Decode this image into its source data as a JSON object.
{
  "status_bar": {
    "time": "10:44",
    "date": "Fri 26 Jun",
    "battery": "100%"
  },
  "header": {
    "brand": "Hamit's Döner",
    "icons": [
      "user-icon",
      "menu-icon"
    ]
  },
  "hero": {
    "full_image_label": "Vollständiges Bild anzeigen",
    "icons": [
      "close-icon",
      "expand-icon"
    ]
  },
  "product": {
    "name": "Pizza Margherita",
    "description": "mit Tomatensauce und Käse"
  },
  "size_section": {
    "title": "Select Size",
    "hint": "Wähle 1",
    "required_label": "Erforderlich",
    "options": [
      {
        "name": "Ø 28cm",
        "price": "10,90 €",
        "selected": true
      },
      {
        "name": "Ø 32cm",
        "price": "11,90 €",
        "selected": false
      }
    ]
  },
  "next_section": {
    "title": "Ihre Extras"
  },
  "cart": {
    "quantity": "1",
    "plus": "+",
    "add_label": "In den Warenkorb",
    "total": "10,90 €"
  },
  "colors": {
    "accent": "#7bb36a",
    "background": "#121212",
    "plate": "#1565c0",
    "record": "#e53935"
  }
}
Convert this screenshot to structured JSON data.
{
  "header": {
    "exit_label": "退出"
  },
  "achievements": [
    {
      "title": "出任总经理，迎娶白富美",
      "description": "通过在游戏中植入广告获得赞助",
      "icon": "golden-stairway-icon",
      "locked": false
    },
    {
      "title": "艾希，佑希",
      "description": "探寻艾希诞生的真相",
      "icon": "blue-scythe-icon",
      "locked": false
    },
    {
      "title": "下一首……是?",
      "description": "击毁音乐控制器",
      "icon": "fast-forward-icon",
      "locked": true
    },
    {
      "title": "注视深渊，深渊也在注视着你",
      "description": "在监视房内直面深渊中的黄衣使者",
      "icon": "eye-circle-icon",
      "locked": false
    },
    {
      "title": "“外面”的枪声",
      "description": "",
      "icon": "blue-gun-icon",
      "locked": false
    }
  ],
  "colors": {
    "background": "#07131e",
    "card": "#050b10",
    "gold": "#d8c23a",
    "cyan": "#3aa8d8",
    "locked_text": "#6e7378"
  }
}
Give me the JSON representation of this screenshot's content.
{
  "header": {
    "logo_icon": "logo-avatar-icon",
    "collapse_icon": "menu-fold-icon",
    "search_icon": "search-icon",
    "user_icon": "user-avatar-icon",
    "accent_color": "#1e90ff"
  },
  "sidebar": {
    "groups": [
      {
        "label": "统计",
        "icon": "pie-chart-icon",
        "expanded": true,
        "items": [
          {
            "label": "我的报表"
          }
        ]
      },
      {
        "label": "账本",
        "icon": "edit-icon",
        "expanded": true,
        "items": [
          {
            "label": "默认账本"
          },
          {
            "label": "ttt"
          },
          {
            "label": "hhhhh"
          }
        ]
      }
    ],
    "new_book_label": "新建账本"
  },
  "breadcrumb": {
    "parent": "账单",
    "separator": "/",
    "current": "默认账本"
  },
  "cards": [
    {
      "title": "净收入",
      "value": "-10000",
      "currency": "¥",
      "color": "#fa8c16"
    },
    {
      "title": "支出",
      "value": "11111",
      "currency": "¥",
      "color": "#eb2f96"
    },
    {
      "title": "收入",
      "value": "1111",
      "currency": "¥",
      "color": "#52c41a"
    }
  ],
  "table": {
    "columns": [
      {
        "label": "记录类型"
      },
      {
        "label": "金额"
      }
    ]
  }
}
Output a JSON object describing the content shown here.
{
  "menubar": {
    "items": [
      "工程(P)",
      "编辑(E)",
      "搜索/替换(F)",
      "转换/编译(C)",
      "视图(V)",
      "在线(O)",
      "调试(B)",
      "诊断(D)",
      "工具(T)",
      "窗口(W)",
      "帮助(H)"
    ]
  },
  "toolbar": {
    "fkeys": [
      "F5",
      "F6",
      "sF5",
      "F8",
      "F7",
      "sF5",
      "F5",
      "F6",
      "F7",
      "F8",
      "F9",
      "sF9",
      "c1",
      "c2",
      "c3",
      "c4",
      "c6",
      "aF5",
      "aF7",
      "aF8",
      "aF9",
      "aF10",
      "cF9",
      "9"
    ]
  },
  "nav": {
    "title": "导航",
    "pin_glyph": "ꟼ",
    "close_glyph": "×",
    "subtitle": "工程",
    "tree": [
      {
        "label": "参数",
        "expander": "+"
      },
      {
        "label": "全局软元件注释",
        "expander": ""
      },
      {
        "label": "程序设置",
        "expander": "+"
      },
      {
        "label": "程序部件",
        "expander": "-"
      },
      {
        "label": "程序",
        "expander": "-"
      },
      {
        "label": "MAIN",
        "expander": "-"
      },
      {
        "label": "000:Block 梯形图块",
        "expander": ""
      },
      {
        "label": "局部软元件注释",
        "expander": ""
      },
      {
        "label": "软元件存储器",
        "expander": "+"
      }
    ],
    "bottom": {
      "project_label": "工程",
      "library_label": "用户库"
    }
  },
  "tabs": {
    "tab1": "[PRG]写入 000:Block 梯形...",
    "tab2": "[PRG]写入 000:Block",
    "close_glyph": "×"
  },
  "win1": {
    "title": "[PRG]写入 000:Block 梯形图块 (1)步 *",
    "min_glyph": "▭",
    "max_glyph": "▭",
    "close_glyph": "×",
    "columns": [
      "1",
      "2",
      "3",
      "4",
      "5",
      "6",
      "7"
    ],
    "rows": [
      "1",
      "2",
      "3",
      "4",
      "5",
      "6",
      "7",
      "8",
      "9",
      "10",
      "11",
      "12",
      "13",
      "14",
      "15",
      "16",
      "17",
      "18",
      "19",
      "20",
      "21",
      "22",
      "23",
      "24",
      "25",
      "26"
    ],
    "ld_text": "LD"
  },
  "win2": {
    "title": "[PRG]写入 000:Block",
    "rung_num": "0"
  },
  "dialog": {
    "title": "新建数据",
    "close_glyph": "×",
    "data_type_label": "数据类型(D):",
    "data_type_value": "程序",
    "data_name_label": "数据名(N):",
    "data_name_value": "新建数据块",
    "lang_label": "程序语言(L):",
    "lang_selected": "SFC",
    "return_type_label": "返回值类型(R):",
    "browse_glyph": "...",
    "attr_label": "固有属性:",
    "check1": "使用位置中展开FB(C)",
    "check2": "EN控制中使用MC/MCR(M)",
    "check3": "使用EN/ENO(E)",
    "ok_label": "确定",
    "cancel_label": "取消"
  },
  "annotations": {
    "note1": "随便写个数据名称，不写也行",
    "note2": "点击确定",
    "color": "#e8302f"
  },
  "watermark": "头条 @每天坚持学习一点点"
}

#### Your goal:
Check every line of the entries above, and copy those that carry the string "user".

#### Result of this task:
      "user-icon",
    "user_icon": "user-avatar-icon",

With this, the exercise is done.